Covering a wide range of topics, from the rationale of banking regulation to optimal banking regulation in the new world environments, this book examines the innovative tools needed to cope with these problems. Greater reliance on market discipline; the use of internal controls based on statistical models, such as Value-at-Risk; and subordinated debt are discussed. This timely, probing analysis of one of the hottest topics in bank regulation today, is an important resource for professionals and their academic colleagues in the fields of banking, finance, investment, and world trade.
Regulating International Banking: Rationale, History, and Future Prospects by Ronnie J. Phillips and Richard D. Johnson
Are Banks and Their Regulators Outdated? by Benton E. Gup
Designing the New Architecture for U.S. Banking by George G. Kaufman

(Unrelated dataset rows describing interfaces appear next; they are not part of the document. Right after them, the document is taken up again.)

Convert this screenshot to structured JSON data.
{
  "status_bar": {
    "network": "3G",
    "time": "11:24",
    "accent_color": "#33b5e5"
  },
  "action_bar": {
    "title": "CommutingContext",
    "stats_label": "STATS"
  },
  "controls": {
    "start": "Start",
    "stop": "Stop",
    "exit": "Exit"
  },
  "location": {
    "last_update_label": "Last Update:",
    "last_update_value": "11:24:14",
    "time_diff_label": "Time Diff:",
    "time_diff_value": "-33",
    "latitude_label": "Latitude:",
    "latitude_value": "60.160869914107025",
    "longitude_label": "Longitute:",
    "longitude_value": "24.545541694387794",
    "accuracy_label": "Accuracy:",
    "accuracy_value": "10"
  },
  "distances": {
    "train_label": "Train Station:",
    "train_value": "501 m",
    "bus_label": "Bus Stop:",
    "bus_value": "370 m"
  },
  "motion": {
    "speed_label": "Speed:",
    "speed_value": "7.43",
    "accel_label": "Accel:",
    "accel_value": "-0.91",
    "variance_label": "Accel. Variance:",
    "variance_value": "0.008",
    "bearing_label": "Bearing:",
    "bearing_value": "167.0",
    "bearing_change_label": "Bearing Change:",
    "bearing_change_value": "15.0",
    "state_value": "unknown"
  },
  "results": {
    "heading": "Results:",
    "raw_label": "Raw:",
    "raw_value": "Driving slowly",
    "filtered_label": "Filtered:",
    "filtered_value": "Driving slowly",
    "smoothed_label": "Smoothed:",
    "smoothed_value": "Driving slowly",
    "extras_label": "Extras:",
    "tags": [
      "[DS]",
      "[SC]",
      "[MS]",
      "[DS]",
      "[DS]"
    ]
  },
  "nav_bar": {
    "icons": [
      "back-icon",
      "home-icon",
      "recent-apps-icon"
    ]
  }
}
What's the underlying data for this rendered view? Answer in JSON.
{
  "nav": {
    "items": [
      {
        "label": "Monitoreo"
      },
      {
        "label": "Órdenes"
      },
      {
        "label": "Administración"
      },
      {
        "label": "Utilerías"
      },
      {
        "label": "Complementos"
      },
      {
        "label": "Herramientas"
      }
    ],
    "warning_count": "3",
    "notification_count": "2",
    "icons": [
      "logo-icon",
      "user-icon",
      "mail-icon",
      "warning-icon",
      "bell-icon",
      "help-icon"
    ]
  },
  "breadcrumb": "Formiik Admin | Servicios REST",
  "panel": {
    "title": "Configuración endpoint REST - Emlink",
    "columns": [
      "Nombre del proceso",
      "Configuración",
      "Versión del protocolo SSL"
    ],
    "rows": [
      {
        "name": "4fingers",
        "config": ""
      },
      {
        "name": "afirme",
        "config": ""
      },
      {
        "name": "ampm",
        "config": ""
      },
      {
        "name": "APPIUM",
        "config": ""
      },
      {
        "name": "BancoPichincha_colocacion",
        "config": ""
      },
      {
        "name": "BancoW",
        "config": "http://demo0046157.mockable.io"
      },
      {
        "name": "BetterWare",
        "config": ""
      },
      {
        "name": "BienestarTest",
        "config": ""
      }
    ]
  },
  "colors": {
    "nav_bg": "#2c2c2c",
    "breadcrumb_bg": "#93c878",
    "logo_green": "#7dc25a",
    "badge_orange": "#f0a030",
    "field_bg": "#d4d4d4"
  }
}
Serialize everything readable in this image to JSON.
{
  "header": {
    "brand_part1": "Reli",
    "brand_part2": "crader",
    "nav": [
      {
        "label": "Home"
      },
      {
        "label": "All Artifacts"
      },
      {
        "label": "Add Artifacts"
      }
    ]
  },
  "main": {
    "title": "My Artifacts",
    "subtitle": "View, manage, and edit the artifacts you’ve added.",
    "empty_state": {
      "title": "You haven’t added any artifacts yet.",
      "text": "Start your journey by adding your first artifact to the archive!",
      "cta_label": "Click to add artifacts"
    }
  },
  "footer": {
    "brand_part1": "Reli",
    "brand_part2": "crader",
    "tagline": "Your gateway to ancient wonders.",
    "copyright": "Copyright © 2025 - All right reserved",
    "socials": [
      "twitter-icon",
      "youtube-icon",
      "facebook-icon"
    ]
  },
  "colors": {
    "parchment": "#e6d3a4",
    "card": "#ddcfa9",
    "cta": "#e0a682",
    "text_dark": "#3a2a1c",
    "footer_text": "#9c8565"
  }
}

What Is Optimal Financial Regulation? by Richard J. Herring and Anthony M. Santomero
The Optimum Regulatory Model for the Next Millennium-Lessons from International Comparisons and the Australian-Asian Experience by Carolyn Currie
Banking Trends and Deposit Insurance Risk Assessment in the 21st Century by Steven A. Seelig
Supervisory Goals and Subordinated Debt by Larry Wall
Market Discipline for Banks: A Historical Review by Charles G. Leathers and J. Patrick Raines
Market Discipline and the Corporate Governance of Banks: Theory vs. Evidence by Benton E. Gup
Message to Basle: Risk Reduction Rather than Management by Johannes Juttner
Drafting Land Legislation for Developing Countries: An Example from East Africa by Norman J. Singer